• _Task to carry out_: Please write out every record exactly, but keep any images out of it.

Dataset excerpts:
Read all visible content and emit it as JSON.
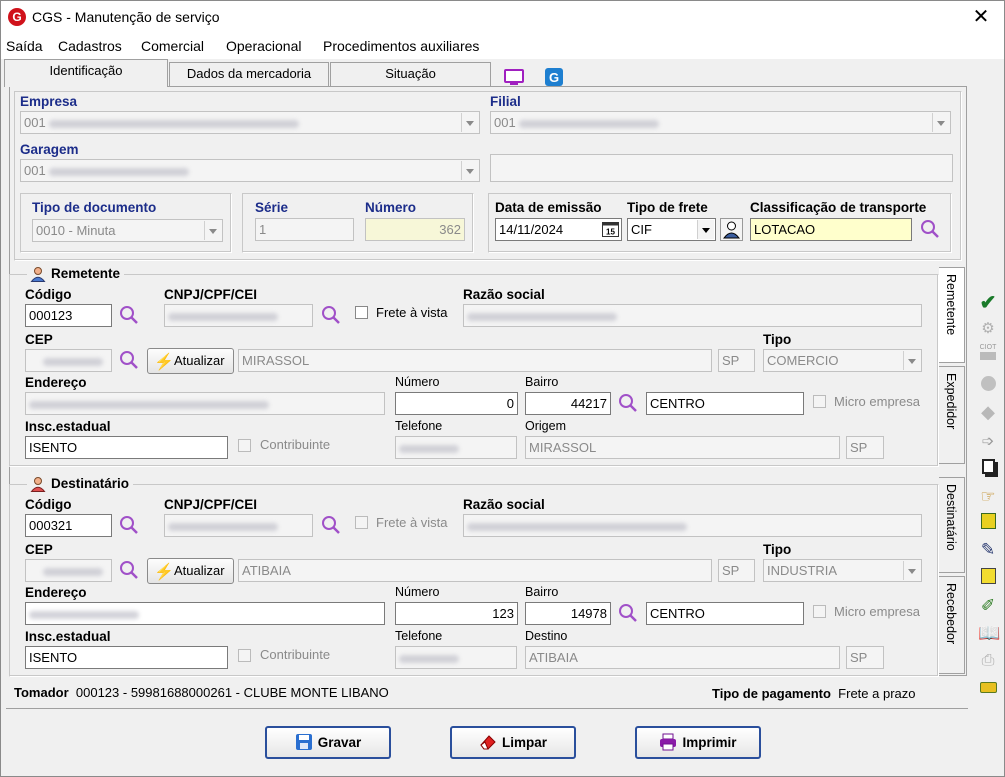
{
  "window": {
    "title": "CGS - Manutenção de serviço",
    "logo_letter": "G"
  },
  "menu": [
    "Saída",
    "Cadastros",
    "Comercial",
    "Operacional",
    "Procedimentos auxiliares"
  ],
  "tabs": [
    "Identificação",
    "Dados da mercadoria",
    "Situação"
  ],
  "side_tabs": [
    "Remetente",
    "Expedidor",
    "Destinatário",
    "Recebedor"
  ],
  "header": {
    "empresa_label": "Empresa",
    "empresa_value": "001",
    "filial_label": "Filial",
    "filial_value": "001",
    "garagem_label": "Garagem",
    "garagem_value": "001",
    "tipo_doc_label": "Tipo de documento",
    "tipo_doc_value": "0010 - Minuta",
    "serie_label": "Série",
    "serie_value": "1",
    "numero_label": "Número",
    "numero_value": "362",
    "data_emissao_label": "Data de emissão",
    "data_emissao_value": "14/11/2024",
    "calendar_day": "15",
    "tipo_frete_label": "Tipo de frete",
    "tipo_frete_value": "CIF",
    "classif_label": "Classificação de transporte",
    "classif_value": "LOTACAO"
  },
  "remetente": {
    "title": "Remetente",
    "codigo_label": "Código",
    "codigo_value": "000123",
    "cnpj_label": "CNPJ/CPF/CEI",
    "frete_vista_label": "Frete à vista",
    "razao_label": "Razão social",
    "cep_label": "CEP",
    "atualizar_label": "Atualizar",
    "cidade_value": "MIRASSOL",
    "uf_value": "SP",
    "tipo_label": "Tipo",
    "tipo_value": "COMERCIO",
    "endereco_label": "Endereço",
    "numero_label": "Número",
    "numero_value": "0",
    "bairro_label": "Bairro",
    "bairro_code": "44217",
    "bairro_value": "CENTRO",
    "micro_label": "Micro empresa",
    "insc_label": "Insc.estadual",
    "insc_value": "ISENTO",
    "contribuinte_label": "Contribuinte",
    "telefone_label": "Telefone",
    "origem_label": "Origem",
    "origem_value": "MIRASSOL",
    "origem_uf": "SP"
  },
  "destinatario": {
    "title": "Destinatário",
    "codigo_label": "Código",
    "codigo_value": "000321",
    "cnpj_label": "CNPJ/CPF/CEI",
    "frete_vista_label": "Frete à vista",
    "razao_label": "Razão social",
    "cep_label": "CEP",
    "atualizar_label": "Atualizar",
    "cidade_value": "ATIBAIA",
    "uf_value": "SP",
    "tipo_label": "Tipo",
    "tipo_value": "INDUSTRIA",
    "endereco_label": "Endereço",
    "numero_label": "Número",
    "numero_value": "123",
    "bairro_label": "Bairro",
    "bairro_code": "14978",
    "bairro_value": "CENTRO",
    "micro_label": "Micro empresa",
    "insc_label": "Insc.estadual",
    "insc_value": "ISENTO",
    "contribuinte_label": "Contribuinte",
    "telefone_label": "Telefone",
    "destino_label": "Destino",
    "destino_value": "ATIBAIA",
    "destino_uf": "SP"
  },
  "footer": {
    "tomador_label": "Tomador",
    "tomador_value": "000123 - 59981688000261 - CLUBE MONTE LIBANO",
    "pagamento_label": "Tipo de pagamento",
    "pagamento_value": "Frete a prazo"
  },
  "buttons": {
    "gravar": "Gravar",
    "limpar": "Limpar",
    "imprimir": "Imprimir"
  },
  "toolbar_ciot": "CIOT",
  "colors": {
    "label_blue": "#1c2d8a",
    "highlight_yellow": "#ffffcc",
    "search_purple": "#a050c8",
    "button_border": "#2a4f9c"
  }
}
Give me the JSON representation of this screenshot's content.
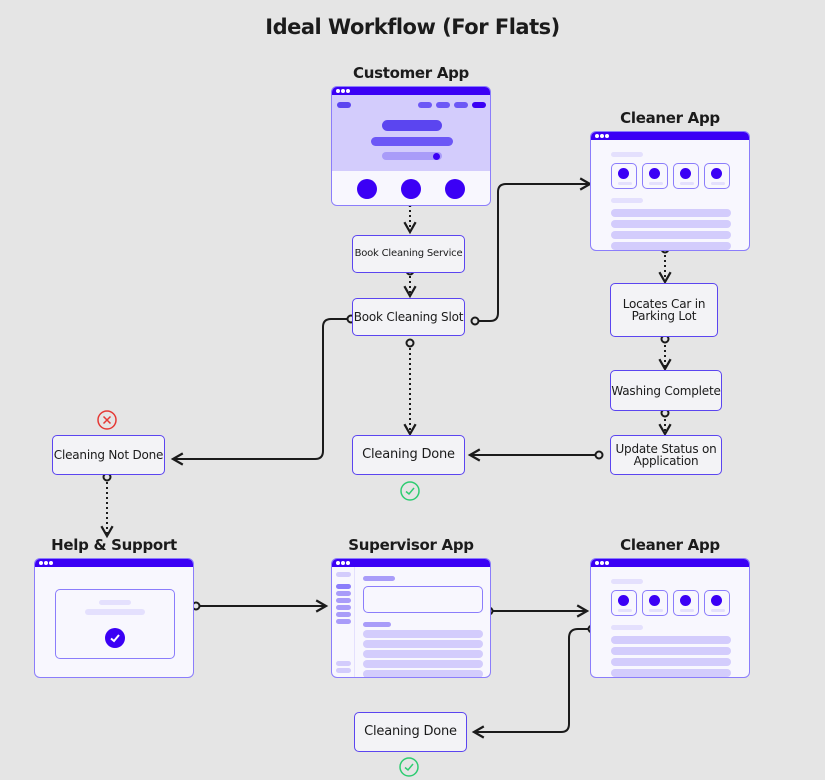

• _Exercise output_:
Read all visible content and emit it as JSON.
{
  "window": {
    "title": "CGS - Manutenção de serviço",
    "logo_letter": "G"
  },
  "menu": [
    "Saída",
    "Cadastros",
    "Comercial",
    "Operacional",
    "Procedimentos auxiliares"
  ],
  "tabs": [
    "Identificação",
    "Dados da mercadoria",
    "Situação"
  ],
  "side_tabs": [
    "Remetente",
    "Expedidor",
    "Destinatário",
    "Recebedor"
  ],
  "header": {
    "empresa_label": "Empresa",
    "empresa_value": "001",
    "filial_label": "Filial",
    "filial_value": "001",
    "garagem_label": "Garagem",
    "garagem_value": "001",
    "tipo_doc_label": "Tipo de documento",
    "tipo_doc_value": "0010 - Minuta",
    "serie_label": "Série",
    "serie_value": "1",
    "numero_label": "Número",
    "numero_value": "362",
    "data_emissao_label": "Data de emissão",
    "data_emissao_value": "14/11/2024",
    "calendar_day": "15",
    "tipo_frete_label": "Tipo de frete",
    "tipo_frete_value": "CIF",
    "classif_label": "Classificação de transporte",
    "classif_value": "LOTACAO"
  },
  "remetente": {
    "title": "Remetente",
    "codigo_label": "Código",
    "codigo_value": "000123",
    "cnpj_label": "CNPJ/CPF/CEI",
    "frete_vista_label": "Frete à vista",
    "razao_label": "Razão social",
    "cep_label": "CEP",
    "atualizar_label": "Atualizar",
    "cidade_value": "MIRASSOL",
    "uf_value": "SP",
    "tipo_label": "Tipo",
    "tipo_value": "COMERCIO",
    "endereco_label": "Endereço",
    "numero_label": "Número",
    "numero_value": "0",
    "bairro_label": "Bairro",
    "bairro_code": "44217",
    "bairro_value": "CENTRO",
    "micro_label": "Micro empresa",
    "insc_label": "Insc.estadual",
    "insc_value": "ISENTO",
    "contribuinte_label": "Contribuinte",
    "telefone_label": "Telefone",
    "origem_label": "Origem",
    "origem_value": "MIRASSOL",
    "origem_uf": "SP"
  },
  "destinatario": {
    "title": "Destinatário",
    "codigo_label": "Código",
    "codigo_value": "000321",
    "cnpj_label": "CNPJ/CPF/CEI",
    "frete_vista_label": "Frete à vista",
    "razao_label": "Razão social",
    "cep_label": "CEP",
    "atualizar_label": "Atualizar",
    "cidade_value": "ATIBAIA",
    "uf_value": "SP",
    "tipo_label": "Tipo",
    "tipo_value": "INDUSTRIA",
    "endereco_label": "Endereço",
    "numero_label": "Número",
    "numero_value": "123",
    "bairro_label": "Bairro",
    "bairro_code": "14978",
    "bairro_value": "CENTRO",
    "micro_label": "Micro empresa",
    "insc_label": "Insc.estadual",
    "insc_value": "ISENTO",
    "contribuinte_label": "Contribuinte",
    "telefone_label": "Telefone",
    "destino_label": "Destino",
    "destino_value": "ATIBAIA",
    "destino_uf": "SP"
  },
  "footer": {
    "tomador_label": "Tomador",
    "tomador_value": "000123 - 59981688000261 - CLUBE MONTE LIBANO",
    "pagamento_label": "Tipo de pagamento",
    "pagamento_value": "Frete a prazo"
  },
  "buttons": {
    "gravar": "Gravar",
    "limpar": "Limpar",
    "imprimir": "Imprimir"
  },
  "toolbar_ciot": "CIOT",
  "colors": {
    "label_blue": "#1c2d8a",
    "highlight_yellow": "#ffffcc",
    "search_purple": "#a050c8",
    "button_border": "#2a4f9c"
  }
}
Give me the JSON representation of this screenshot's content.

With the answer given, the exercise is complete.